▸ YOUR OBJECTIVE:
Write out the material in full, matching each line exactly.

▸ EXERCISE MATERIALS:
- - - - - - -
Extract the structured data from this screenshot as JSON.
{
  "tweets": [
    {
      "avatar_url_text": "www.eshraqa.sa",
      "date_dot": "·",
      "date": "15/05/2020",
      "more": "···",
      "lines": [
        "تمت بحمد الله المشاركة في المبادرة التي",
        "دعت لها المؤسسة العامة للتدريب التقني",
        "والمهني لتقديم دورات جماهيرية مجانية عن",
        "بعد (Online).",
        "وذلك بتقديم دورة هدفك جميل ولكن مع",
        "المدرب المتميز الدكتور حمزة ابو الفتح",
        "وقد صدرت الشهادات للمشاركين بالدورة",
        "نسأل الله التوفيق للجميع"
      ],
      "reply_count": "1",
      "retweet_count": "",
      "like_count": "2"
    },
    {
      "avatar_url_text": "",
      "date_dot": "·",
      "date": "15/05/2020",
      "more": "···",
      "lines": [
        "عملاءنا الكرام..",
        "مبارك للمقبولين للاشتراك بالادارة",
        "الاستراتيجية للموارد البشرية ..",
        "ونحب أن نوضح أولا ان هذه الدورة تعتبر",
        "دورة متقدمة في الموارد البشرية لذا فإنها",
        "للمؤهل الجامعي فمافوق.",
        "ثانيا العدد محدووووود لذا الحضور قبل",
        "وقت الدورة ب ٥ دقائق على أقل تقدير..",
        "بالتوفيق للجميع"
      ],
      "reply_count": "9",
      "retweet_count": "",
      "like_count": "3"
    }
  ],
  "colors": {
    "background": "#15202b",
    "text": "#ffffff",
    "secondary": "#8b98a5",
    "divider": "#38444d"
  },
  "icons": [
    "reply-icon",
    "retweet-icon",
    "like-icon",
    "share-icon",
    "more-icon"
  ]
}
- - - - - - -
▸ ANSWER FOR THIS EXERCISE:
Extract the structured data from this screenshot as JSON.
{
  "tweets": [
    {
      "avatar_url_text": "www.eshraqa.sa",
      "date_dot": "·",
      "date": "15/05/2020",
      "more": "···",
      "lines": [
        "تمت بحمد الله المشاركة في المبادرة التي",
        "دعت لها المؤسسة العامة للتدريب التقني",
        "والمهني لتقديم دورات جماهيرية مجانية عن",
        "بعد (Online).",
        "وذلك بتقديم دورة هدفك جميل ولكن مع",
        "المدرب المتميز الدكتور حمزة ابو الفتح",
        "وقد صدرت الشهادات للمشاركين بالدورة",
        "نسأل الله التوفيق للجميع"
      ],
      "reply_count": "1",
      "retweet_count": "",
      "like_count": "2"
    },
    {
      "avatar_url_text": "",
      "date_dot": "·",
      "date": "15/05/2020",
      "more": "···",
      "lines": [
        "عملاءنا الكرام..",
        "مبارك للمقبولين للاشتراك بالادارة",
        "الاستراتيجية للموارد البشرية ..",
        "ونحب أن نوضح أولا ان هذه الدورة تعتبر",
        "دورة متقدمة في الموارد البشرية لذا فإنها",
        "للمؤهل الجامعي فمافوق.",
        "ثانيا العدد محدووووود لذا الحضور قبل",
        "وقت الدورة ب ٥ دقائق على أقل تقدير..",
        "بالتوفيق للجميع"
      ],
      "reply_count": "9",
      "retweet_count": "",
      "like_count": "3"
    }
  ],
  "colors": {
    "background": "#15202b",
    "text": "#ffffff",
    "secondary": "#8b98a5",
    "divider": "#38444d"
  },
  "icons": [
    "reply-icon",
    "retweet-icon",
    "like-icon",
    "share-icon",
    "more-icon"
  ]
}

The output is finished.